EVER since the introduction of Gesy a month ago, we have been hearing or reading about how the people “embraced” the health scheme. There was not a hint of exaggeration in this assertion, the only concern being that they embraced it so tightly they may have put it in danger of suffocating.
Reports that have followed suggested that too many people were abusing Gesy, suddenly everyone demanding their GP sent them for medical tests such as blood tests, MRI and CT scans. One GP said that while he had suggested these tests to patients in the past, they did not have them while “now they want to do it all in one day”. He had turned into an executioner of patients’ demands instead of a doctor, he complained on Facebook.
A senior official at the Health Insurance Organisation (HIO), which administers Gesy, told this paper that doctors, clinical labs and pharmacies were inundated with patients in the first three weeks of the scheme. “Everyone rushed to have their medical and lab tests which they were neglecting in the past and to arrange drug prescriptions,” she said. This was inevitable, considering universal free healthcare was something completely new to Cyprus and people are eager to reap its benefits.
The culture of how one acts as a beneficiary of such a scheme did not exist and had to be developed, the official said. This is an explanation for the abuse of the system, but there is also an economic explanation. When a service or good is free of charge, demand will always far exceed the supply. In the case of goods there are big shortages while for a free service, like healthcare, very long waiting lists are created that could undermine, if not destroy the operation of the system.
It could be argued that Gesy is not, strictly speaking, a free service as every working person pays into the system every month. But this makes things worse because a patient is even more demanding, unwilling to tolerate long waiting times to see a doctor. For the monthly rate paid, an individual is entitled to unlimited care and expects to be able to see be their doctor immediately and be referred for medical tests promptly, even when the doctor sees no need for them. This is guaranteed to put the system under strain, both operationally and financially, even if a limit has been put on the number of visits to a personal doctor a patient can make in a year.
Will the abuses of the system decline with the passing of time and the wearing off of the novelty of free healthcare? The HIO official said the culture should change, but how long will this take? How many campaigns? For how many years will it be necessary to stop people visiting a doctor because they have a headache and demanding they are referred for an MRI scan?

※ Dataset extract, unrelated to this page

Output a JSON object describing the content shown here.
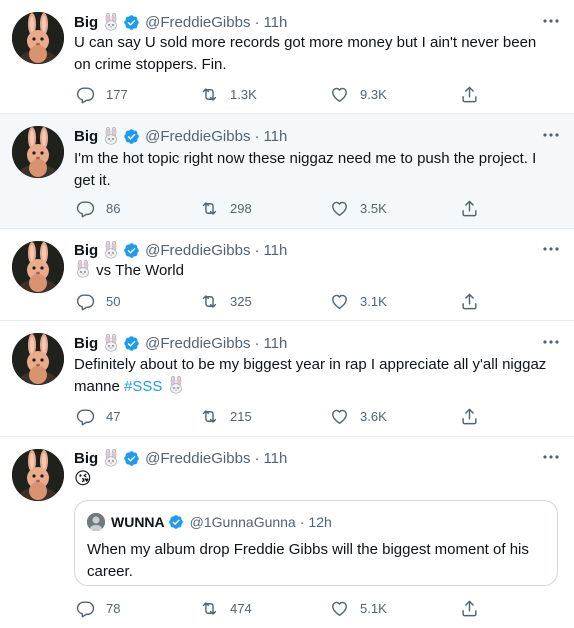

People now believe they are entitled to everything Gesy has to offer, even if they do not need it.
It might not be a very popular idea, but the only way to stop the abuses that are certain to clog up the system and damage the quality of the service would be the introduction of small charge – €5 perhaps – for every visit to a doctor and for medical tests. It worked at the A&E departments at the hospitals, where people would turn up to have their blood pressure measured. After the introduction of a small fee, visits fell by 50 per cent, freeing hospital staff to deal with urgent cases.
The same measure could be introduced to Gesy to ensure against abuses, thus reducing the waiting times for people in real need of care and keeping the costs of the scheme under control. Excessive numbers of blood tests and MRI scans would substantially increase costs, which is the number one concern. Both the IMF and European Commission warned about the risks posed by Gesy to fiscal stability. This is why the excess demand for healthcare needs to be addressed now with practical measures.